[[ SUPPLIED RECORDS open ]]

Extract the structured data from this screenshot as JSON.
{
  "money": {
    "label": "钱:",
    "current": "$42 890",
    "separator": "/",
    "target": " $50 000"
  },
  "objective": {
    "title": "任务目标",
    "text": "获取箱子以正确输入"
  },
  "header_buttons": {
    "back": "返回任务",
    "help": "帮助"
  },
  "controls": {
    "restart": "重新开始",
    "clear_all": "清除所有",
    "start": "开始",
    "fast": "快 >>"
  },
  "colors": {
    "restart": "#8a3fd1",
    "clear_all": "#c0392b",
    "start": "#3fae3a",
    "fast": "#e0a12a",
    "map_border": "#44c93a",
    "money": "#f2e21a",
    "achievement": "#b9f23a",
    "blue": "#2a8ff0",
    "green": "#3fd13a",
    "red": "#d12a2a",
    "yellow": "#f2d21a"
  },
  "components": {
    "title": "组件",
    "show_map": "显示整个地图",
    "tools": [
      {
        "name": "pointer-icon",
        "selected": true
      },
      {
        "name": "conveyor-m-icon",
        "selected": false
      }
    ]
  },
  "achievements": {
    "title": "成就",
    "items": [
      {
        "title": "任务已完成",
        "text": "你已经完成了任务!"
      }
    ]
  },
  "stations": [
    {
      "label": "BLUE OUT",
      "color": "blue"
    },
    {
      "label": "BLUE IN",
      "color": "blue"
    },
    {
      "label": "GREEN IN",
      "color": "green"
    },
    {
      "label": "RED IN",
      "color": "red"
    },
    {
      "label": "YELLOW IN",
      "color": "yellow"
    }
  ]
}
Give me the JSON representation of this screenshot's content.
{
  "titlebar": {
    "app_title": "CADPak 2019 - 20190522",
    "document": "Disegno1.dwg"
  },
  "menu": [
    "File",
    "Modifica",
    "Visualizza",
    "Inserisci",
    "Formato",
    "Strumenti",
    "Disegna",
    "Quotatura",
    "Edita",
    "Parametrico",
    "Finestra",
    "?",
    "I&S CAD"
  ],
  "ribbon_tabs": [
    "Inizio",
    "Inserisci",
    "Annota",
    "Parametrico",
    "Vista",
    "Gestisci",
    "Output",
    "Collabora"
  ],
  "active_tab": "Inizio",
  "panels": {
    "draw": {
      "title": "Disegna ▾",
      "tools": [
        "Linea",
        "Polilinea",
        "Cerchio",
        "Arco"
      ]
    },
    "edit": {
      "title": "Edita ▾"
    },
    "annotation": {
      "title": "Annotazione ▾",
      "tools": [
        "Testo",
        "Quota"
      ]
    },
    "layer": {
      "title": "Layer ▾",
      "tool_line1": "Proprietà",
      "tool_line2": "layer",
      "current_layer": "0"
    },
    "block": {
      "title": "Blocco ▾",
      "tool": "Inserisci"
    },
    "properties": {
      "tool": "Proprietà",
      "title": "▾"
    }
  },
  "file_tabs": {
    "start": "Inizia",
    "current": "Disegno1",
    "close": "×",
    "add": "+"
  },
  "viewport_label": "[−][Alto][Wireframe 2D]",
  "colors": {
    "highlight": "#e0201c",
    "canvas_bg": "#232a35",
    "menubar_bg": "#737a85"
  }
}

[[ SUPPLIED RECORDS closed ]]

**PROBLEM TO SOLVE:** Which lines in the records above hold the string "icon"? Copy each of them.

**RESULT:**
        "name": "pointer-icon",
        "name": "conveyor-m-icon",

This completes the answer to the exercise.